First set of traditional and natural medicine practitioners have graduated in Bayelsa State. They were inducted into the world of certified and qualified traditional medical practitioners recently in Yenagoa, Bayelsa State. About 80 of them got certificates.
It was a happy occasion. The ceremony had all the trappings of convocation of a typical higher institution. They were adorned in graduation gowns and head gears. They received convocation lectures and the best graduates among them got the privilege of addressing the assembly.
The graduates, who wore smiling faces throughout the occasion, were trained by the Nigerian Council of Physicians of Natural Medicine in collaboration (NCPNM) with the Green Centre for Alternative Medicine Practitioners (Green Centre Academy).
In fact, they exuded uncommon confidence in issues of herbs. Already, they made presentations showing their capacity to fight illnesses and other medical conditions using alternative medicine. For them, nature not chemicals heals perfectly.
Presentations made by the various groups of graduates gave credence to their professionalism. The group one anchored by Ebi Oladeji, showed that a substance in corn, which was converted into liquid, can cure kidney-related diseases, blood sugar and birth difficulty. Samuel Okuku in group two produced a mixture using bitter cola to fight bacteria and bladder stone.
What about Lockion Bidila of group three, who brought a liquid made of hair cream plant, which could grow the hair, fight skin diseases and hypertension? Abiodun Davies group produced a mixture made from zobo leaves so were groups five and six, which thrilled the audience with various demonstrations.
Speaking at the occasion, the Bayelsa State Coordinator, NCPNM, Dr. Ruth Okeima, said she was elated at the feat. “Producing the first graduates of natural medicine in Bayelsa State is a dream come true”.
She said the NCPMN and the National Association of Physicians of Natural Medicine (NAPNM) are recognized by the Ministry of Health and the Dental Council of Nigeria. “This recognition was given at the council meeting on 16th June 2005 in Akure and it has been noted as the umbrella body of practitioners of alternative medicine in Nigeria”, she said.

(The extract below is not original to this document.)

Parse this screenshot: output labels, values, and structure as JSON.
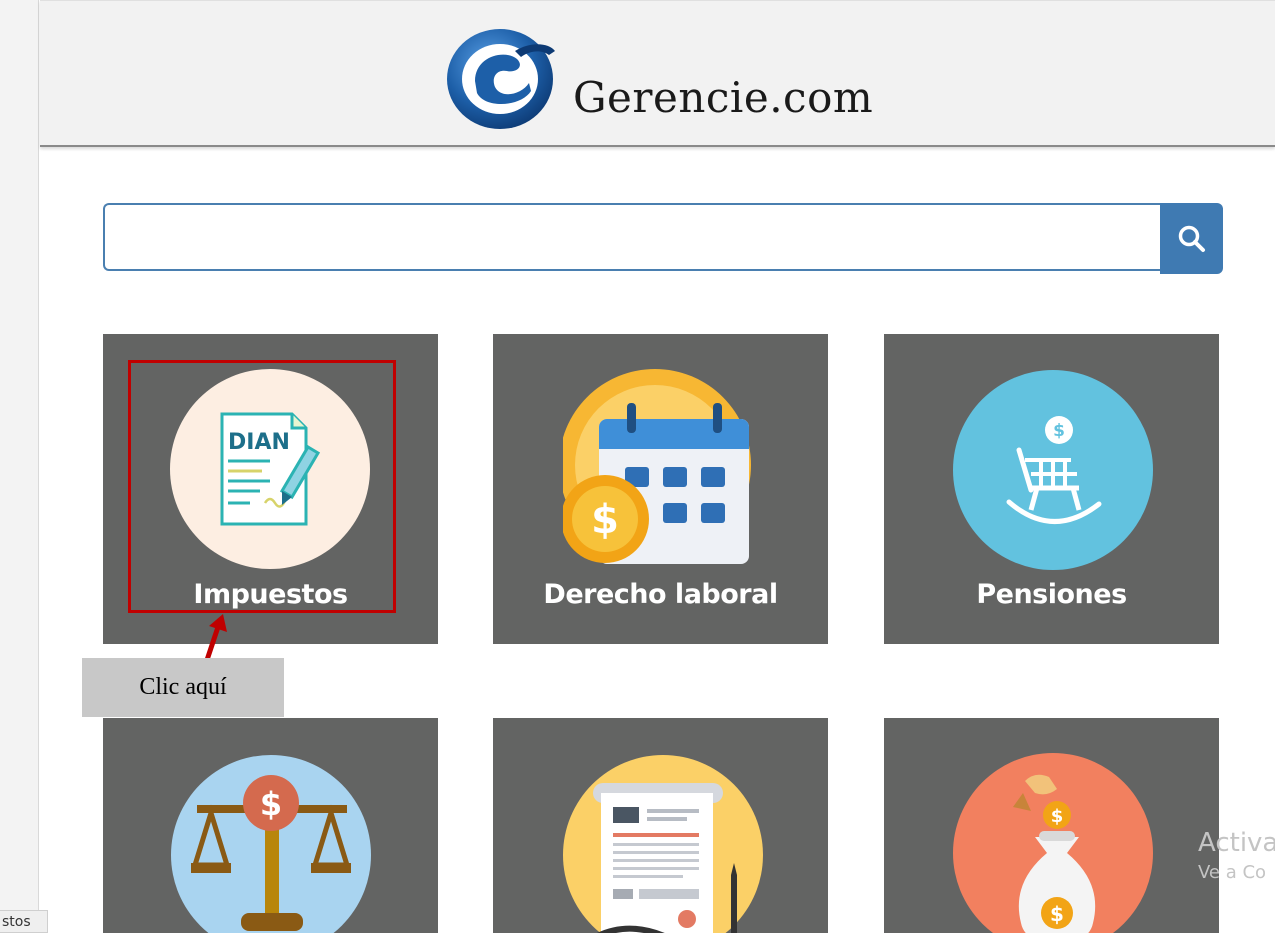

She said the objectives of the organisation are to promote alternative medicine, traine and retrain alternative medicine practitioners and regulate and standardize alternative medicine in Nigeria among others. She, however, lamented that absence of traditional medicine board in Bayelsa.

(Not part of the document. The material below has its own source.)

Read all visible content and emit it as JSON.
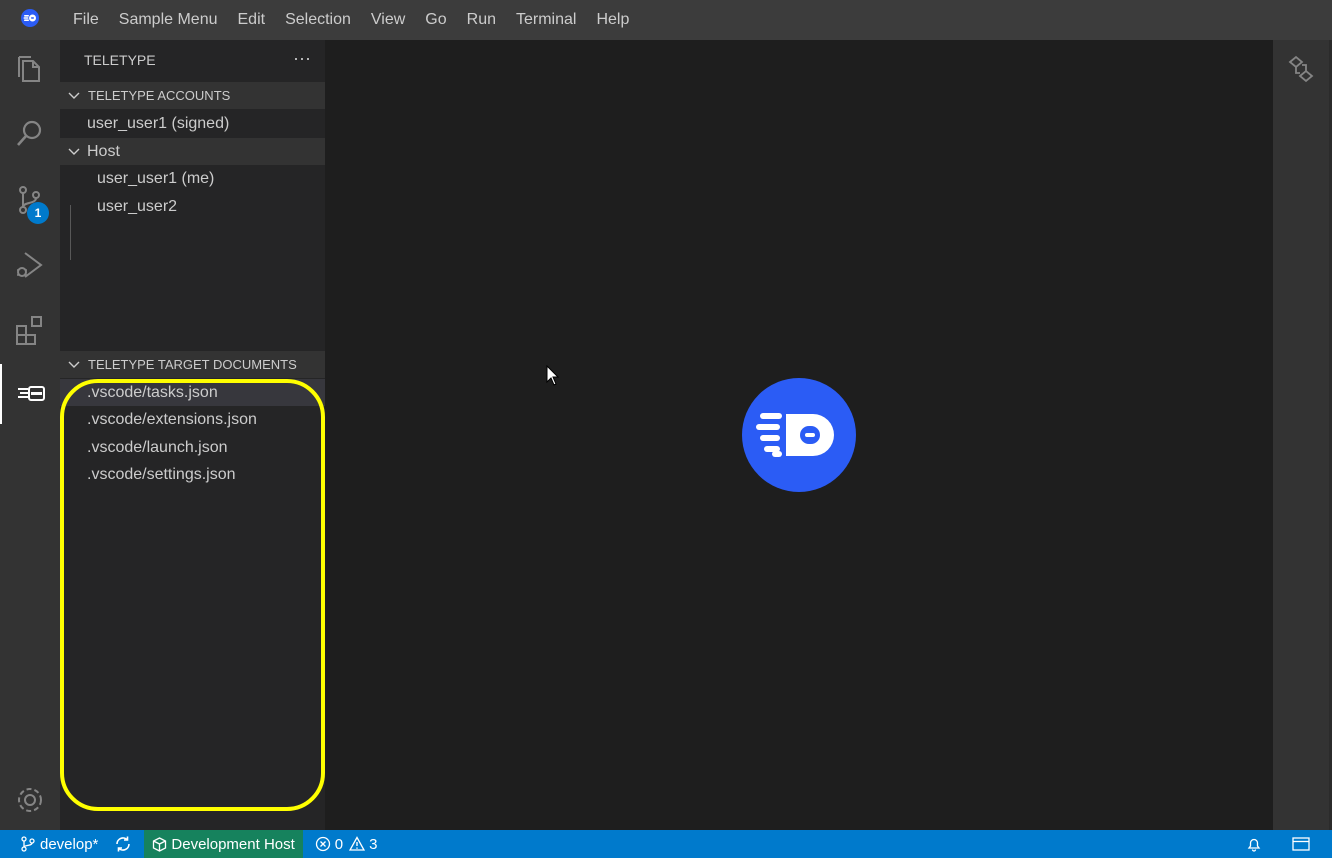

She said: “There is no traditional medicine board in Bayelsa State. That is another hurdle we have to face”, adding that most of the graduates came from far-flung creeks of Southern Ijaw and Ekeremor. She said the graduates would go down to the grassroots to help the government actualise its vision in the health sector.
Also speaking, the Director, Green Centre Academy, Darlington Okafor, told the graduates to observe the limits of their practice. He appealed to them to examine all cases and refer the ones they could not handle to hospitals.
He urged them to avail themselves of more training and to keep updating themselves for better performance. He said practitioners should eschew pride and adopt humility adding that God takes the glory of healing powers in natural medicine. He expressed confidence that in the nearest future Bayelsa will be exporting natural medicine.
In his induction lecture, the Deputy Director of Studies, Green Centre, Prof. Gilbert Ezengige, exposed the graduates to the history of natural medicine, efficacy, its practices and limitations.
Also, the Representative of the state government and Special Adviser to the Governor on Maternal and Neonatal Health, Prof. Rose Ezeonbodor-Akwagbe, said the initiative was a welcome development. She said the training would help correct the anomalies associated with traditional medical practice.
He said the graduates have areas of specialization adding that among them were the masseurs, traditional birth attendants and bone setters. She added that the specialization would give them focus to become professionals in their chosen areas.
She said: “These people have been exposed to comprehensive trainings. It means that there will be prevention of infection and other complications will be taken care of. It will decrease our maternal mortality and infant mortality.
“Traditional birth attendants coming from Ekeremor and Southern Ijaw creeks for this training are a good sign that death rates for pregnant women and infants will be reduced.”
She advised the graduates to keep seeking more knowledge. “They should not stop at this level. It is a continuous process. Life is changing. Technology is changing and even their traditional practices are also changing.
“They should continue availing themselves of updates. They should also go back and refine their practices not relying on the old practices of their forefathers. They should adopt the present skills”.
The special adviser also commended the organisers of the programme. She said: “I also appreciate the organisers of the programme. They have done well. It is like breaking of the iceberg.
“It is not easy to gather people from everywhere in Bayelsa because of the geographical terrain. They put on a lot of efforts to be able to get this number. They should not rest of their oars. They should continue with their good work”.